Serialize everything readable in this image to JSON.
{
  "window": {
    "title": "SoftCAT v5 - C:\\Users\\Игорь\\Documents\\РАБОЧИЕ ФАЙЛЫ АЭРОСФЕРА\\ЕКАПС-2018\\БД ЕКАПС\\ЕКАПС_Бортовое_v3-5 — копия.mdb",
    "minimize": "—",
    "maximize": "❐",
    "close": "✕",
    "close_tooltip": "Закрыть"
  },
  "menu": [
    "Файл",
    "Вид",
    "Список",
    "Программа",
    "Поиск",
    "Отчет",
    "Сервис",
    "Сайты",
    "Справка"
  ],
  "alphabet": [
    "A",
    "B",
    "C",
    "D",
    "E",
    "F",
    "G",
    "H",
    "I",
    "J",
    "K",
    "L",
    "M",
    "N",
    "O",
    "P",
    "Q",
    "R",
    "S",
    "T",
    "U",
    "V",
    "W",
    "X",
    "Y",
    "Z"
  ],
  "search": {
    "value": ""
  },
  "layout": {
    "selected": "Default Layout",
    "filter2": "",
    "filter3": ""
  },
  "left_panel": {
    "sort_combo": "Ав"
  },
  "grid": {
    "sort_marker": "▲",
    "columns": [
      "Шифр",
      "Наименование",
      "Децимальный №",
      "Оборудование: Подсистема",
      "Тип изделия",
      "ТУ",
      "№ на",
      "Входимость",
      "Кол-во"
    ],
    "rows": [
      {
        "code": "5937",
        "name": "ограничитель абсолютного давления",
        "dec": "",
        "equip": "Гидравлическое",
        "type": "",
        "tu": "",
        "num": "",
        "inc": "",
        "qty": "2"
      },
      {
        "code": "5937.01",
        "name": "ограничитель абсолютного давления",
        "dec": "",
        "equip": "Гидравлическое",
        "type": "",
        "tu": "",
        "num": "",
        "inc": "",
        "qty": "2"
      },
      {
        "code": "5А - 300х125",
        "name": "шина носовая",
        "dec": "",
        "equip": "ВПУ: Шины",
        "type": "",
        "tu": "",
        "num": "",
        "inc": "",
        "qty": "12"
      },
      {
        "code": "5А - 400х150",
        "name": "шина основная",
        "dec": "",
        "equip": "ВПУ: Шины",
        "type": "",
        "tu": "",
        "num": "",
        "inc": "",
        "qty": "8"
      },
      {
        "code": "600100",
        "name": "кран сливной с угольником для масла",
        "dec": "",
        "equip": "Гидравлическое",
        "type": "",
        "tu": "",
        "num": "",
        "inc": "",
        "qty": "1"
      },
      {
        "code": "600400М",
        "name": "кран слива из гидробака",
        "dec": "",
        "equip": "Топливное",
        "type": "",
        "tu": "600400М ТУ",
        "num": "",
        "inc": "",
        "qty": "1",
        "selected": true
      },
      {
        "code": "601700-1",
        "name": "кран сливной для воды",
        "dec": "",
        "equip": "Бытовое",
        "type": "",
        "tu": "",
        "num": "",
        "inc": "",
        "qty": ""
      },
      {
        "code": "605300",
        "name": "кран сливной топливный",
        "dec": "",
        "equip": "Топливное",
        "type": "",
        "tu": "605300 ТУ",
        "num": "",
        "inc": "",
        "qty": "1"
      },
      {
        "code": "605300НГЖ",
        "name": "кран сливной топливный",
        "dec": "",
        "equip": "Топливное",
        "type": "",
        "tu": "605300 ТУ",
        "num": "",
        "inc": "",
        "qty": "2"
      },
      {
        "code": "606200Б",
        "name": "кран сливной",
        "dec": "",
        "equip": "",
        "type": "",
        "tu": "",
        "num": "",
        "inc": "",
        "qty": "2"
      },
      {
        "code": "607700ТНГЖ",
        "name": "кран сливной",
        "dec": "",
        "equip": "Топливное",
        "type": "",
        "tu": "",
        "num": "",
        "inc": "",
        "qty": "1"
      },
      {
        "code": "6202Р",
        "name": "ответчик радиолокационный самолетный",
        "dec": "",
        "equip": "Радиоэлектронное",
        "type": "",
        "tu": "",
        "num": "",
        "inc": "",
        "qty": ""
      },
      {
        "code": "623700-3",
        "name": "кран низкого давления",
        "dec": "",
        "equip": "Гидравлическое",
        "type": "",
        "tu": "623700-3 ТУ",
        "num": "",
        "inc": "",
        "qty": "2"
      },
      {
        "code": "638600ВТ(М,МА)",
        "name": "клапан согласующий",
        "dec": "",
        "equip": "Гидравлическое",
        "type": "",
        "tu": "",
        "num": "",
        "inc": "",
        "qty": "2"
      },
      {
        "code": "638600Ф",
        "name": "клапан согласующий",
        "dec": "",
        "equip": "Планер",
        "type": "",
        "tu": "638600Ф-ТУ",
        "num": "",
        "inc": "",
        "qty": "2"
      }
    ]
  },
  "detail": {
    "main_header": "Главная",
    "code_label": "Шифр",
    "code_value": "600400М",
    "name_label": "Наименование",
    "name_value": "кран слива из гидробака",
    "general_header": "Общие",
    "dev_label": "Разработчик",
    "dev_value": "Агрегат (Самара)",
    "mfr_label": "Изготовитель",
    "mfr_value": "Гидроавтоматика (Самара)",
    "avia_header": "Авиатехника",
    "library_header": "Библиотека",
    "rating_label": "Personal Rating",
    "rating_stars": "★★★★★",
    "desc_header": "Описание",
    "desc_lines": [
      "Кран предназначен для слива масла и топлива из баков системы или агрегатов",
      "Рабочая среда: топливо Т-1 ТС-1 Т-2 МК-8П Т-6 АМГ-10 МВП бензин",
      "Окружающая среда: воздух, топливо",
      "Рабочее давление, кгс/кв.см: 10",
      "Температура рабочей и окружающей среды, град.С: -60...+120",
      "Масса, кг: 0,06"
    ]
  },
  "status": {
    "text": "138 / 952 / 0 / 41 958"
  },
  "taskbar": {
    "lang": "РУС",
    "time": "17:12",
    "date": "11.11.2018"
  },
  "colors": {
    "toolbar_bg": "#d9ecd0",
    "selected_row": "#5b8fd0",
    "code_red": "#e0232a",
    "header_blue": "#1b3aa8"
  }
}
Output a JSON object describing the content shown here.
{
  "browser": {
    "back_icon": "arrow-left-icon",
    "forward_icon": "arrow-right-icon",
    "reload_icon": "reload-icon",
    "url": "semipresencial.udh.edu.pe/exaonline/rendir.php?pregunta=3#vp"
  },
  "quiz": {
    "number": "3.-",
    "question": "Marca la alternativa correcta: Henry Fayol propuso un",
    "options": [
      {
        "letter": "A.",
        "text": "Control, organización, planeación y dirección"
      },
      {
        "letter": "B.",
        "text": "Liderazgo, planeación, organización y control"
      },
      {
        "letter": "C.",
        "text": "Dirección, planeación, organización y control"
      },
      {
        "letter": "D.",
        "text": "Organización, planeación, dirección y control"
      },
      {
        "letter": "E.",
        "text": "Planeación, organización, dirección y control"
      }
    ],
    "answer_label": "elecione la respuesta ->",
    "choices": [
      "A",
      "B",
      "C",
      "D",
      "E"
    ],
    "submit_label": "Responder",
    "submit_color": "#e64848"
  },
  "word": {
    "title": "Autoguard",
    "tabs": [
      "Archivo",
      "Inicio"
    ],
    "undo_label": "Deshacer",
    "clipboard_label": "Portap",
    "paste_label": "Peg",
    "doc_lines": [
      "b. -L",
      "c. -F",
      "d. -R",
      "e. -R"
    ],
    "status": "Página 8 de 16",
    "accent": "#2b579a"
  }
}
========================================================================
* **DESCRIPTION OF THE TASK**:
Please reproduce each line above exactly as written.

* **RESULT OF THE TASK**:
Serialize everything readable in this image to JSON.
{
  "window": {
    "title": "SoftCAT v5 - C:\\Users\\Игорь\\Documents\\РАБОЧИЕ ФАЙЛЫ АЭРОСФЕРА\\ЕКАПС-2018\\БД ЕКАПС\\ЕКАПС_Бортовое_v3-5 — копия.mdb",
    "minimize": "—",
    "maximize": "❐",
    "close": "✕",
    "close_tooltip": "Закрыть"
  },
  "menu": [
    "Файл",
    "Вид",
    "Список",
    "Программа",
    "Поиск",
    "Отчет",
    "Сервис",
    "Сайты",
    "Справка"
  ],
  "alphabet": [
    "A",
    "B",
    "C",
    "D",
    "E",
    "F",
    "G",
    "H",
    "I",
    "J",
    "K",
    "L",
    "M",
    "N",
    "O",
    "P",
    "Q",
    "R",
    "S",
    "T",
    "U",
    "V",
    "W",
    "X",
    "Y",
    "Z"
  ],
  "search": {
    "value": ""
  },
  "layout": {
    "selected": "Default Layout",
    "filter2": "",
    "filter3": ""
  },
  "left_panel": {
    "sort_combo": "Ав"
  },
  "grid": {
    "sort_marker": "▲",
    "columns": [
      "Шифр",
      "Наименование",
      "Децимальный №",
      "Оборудование: Подсистема",
      "Тип изделия",
      "ТУ",
      "№ на",
      "Входимость",
      "Кол-во"
    ],
    "rows": [
      {
        "code": "5937",
        "name": "ограничитель абсолютного давления",
        "dec": "",
        "equip": "Гидравлическое",
        "type": "",
        "tu": "",
        "num": "",
        "inc": "",
        "qty": "2"
      },
      {
        "code": "5937.01",
        "name": "ограничитель абсолютного давления",
        "dec": "",
        "equip": "Гидравлическое",
        "type": "",
        "tu": "",
        "num": "",
        "inc": "",
        "qty": "2"
      },
      {
        "code": "5А - 300х125",
        "name": "шина носовая",
        "dec": "",
        "equip": "ВПУ: Шины",
        "type": "",
        "tu": "",
        "num": "",
        "inc": "",
        "qty": "12"
      },
      {
        "code": "5А - 400х150",
        "name": "шина основная",
        "dec": "",
        "equip": "ВПУ: Шины",
        "type": "",
        "tu": "",
        "num": "",
        "inc": "",
        "qty": "8"
      },
      {
        "code": "600100",
        "name": "кран сливной с угольником для масла",
        "dec": "",
        "equip": "Гидравлическое",
        "type": "",
        "tu": "",
        "num": "",
        "inc": "",
        "qty": "1"
      },
      {
        "code": "600400М",
        "name": "кран слива из гидробака",
        "dec": "",
        "equip": "Топливное",
        "type": "",
        "tu": "600400М ТУ",
        "num": "",
        "inc": "",
        "qty": "1",
        "selected": true
      },
      {
        "code": "601700-1",
        "name": "кран сливной для воды",
        "dec": "",
        "equip": "Бытовое",
        "type": "",
        "tu": "",
        "num": "",
        "inc": "",
        "qty": ""
      },
      {
        "code": "605300",
        "name": "кран сливной топливный",
        "dec": "",
        "equip": "Топливное",
        "type": "",
        "tu": "605300 ТУ",
        "num": "",
        "inc": "",
        "qty": "1"
      },
      {
        "code": "605300НГЖ",
        "name": "кран сливной топливный",
        "dec": "",
        "equip": "Топливное",
        "type": "",
        "tu": "605300 ТУ",
        "num": "",
        "inc": "",
        "qty": "2"
      },
      {
        "code": "606200Б",
        "name": "кран сливной",
        "dec": "",
        "equip": "",
        "type": "",
        "tu": "",
        "num": "",
        "inc": "",
        "qty": "2"
      },
      {
        "code": "607700ТНГЖ",
        "name": "кран сливной",
        "dec": "",
        "equip": "Топливное",
        "type": "",
        "tu": "",
        "num": "",
        "inc": "",
        "qty": "1"
      },
      {
        "code": "6202Р",
        "name": "ответчик радиолокационный самолетный",
        "dec": "",
        "equip": "Радиоэлектронное",
        "type": "",
        "tu": "",
        "num": "",
        "inc": "",
        "qty": ""
      },
      {
        "code": "623700-3",
        "name": "кран низкого давления",
        "dec": "",
        "equip": "Гидравлическое",
        "type": "",
        "tu": "623700-3 ТУ",
        "num": "",
        "inc": "",
        "qty": "2"
      },
      {
        "code": "638600ВТ(М,МА)",
        "name": "клапан согласующий",
        "dec": "",
        "equip": "Гидравлическое",
        "type": "",
        "tu": "",
        "num": "",
        "inc": "",
        "qty": "2"
      },
      {
        "code": "638600Ф",
        "name": "клапан согласующий",
        "dec": "",
        "equip": "Планер",
        "type": "",
        "tu": "638600Ф-ТУ",
        "num": "",
        "inc": "",
        "qty": "2"
      }
    ]
  },
  "detail": {
    "main_header": "Главная",
    "code_label": "Шифр",
    "code_value": "600400М",
    "name_label": "Наименование",
    "name_value": "кран слива из гидробака",
    "general_header": "Общие",
    "dev_label": "Разработчик",
    "dev_value": "Агрегат (Самара)",
    "mfr_label": "Изготовитель",
    "mfr_value": "Гидроавтоматика (Самара)",
    "avia_header": "Авиатехника",
    "library_header": "Библиотека",
    "rating_label": "Personal Rating",
    "rating_stars": "★★★★★",
    "desc_header": "Описание",
    "desc_lines": [
      "Кран предназначен для слива масла и топлива из баков системы или агрегатов",
      "Рабочая среда: топливо Т-1 ТС-1 Т-2 МК-8П Т-6 АМГ-10 МВП бензин",
      "Окружающая среда: воздух, топливо",
      "Рабочее давление, кгс/кв.см: 10",
      "Температура рабочей и окружающей среды, град.С: -60...+120",
      "Масса, кг: 0,06"
    ]
  },
  "status": {
    "text": "138 / 952 / 0 / 41 958"
  },
  "taskbar": {
    "lang": "РУС",
    "time": "17:12",
    "date": "11.11.2018"
  },
  "colors": {
    "toolbar_bg": "#d9ecd0",
    "selected_row": "#5b8fd0",
    "code_red": "#e0232a",
    "header_blue": "#1b3aa8"
  }
}
Output a JSON object describing the content shown here.
{
  "browser": {
    "back_icon": "arrow-left-icon",
    "forward_icon": "arrow-right-icon",
    "reload_icon": "reload-icon",
    "url": "semipresencial.udh.edu.pe/exaonline/rendir.php?pregunta=3#vp"
  },
  "quiz": {
    "number": "3.-",
    "question": "Marca la alternativa correcta: Henry Fayol propuso un",
    "options": [
      {
        "letter": "A.",
        "text": "Control, organización, planeación y dirección"
      },
      {
        "letter": "B.",
        "text": "Liderazgo, planeación, organización y control"
      },
      {
        "letter": "C.",
        "text": "Dirección, planeación, organización y control"
      },
      {
        "letter": "D.",
        "text": "Organización, planeación, dirección y control"
      },
      {
        "letter": "E.",
        "text": "Planeación, organización, dirección y control"
      }
    ],
    "answer_label": "elecione la respuesta ->",
    "choices": [
      "A",
      "B",
      "C",
      "D",
      "E"
    ],
    "submit_label": "Responder",
    "submit_color": "#e64848"
  },
  "word": {
    "title": "Autoguard",
    "tabs": [
      "Archivo",
      "Inicio"
    ],
    "undo_label": "Deshacer",
    "clipboard_label": "Portap",
    "paste_label": "Peg",
    "doc_lines": [
      "b. -L",
      "c. -F",
      "d. -R",
      "e. -R"
    ],
    "status": "Página 8 de 16",
    "accent": "#2b579a"
  }
}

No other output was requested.